** Material shown follows **

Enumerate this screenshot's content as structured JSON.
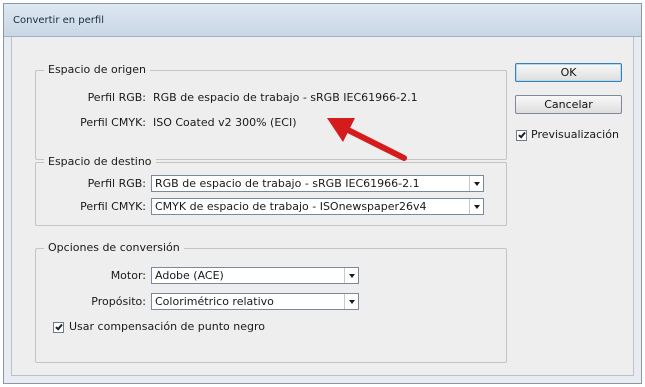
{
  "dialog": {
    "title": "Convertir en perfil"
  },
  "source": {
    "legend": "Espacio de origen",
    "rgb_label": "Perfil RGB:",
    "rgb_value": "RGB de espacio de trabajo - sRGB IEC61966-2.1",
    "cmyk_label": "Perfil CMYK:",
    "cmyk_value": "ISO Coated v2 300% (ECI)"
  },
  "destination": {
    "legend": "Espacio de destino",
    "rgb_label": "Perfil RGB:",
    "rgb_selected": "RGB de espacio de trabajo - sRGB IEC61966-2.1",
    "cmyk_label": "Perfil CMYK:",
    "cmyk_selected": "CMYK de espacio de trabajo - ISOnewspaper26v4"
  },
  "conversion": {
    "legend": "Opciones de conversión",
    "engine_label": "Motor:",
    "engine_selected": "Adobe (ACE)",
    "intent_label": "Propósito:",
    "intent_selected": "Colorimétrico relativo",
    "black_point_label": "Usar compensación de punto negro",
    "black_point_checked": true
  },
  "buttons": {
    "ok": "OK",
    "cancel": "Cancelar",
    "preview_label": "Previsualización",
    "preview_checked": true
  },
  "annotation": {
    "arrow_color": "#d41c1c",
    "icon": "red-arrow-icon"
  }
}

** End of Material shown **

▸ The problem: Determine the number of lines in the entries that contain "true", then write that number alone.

▸ Your response: 2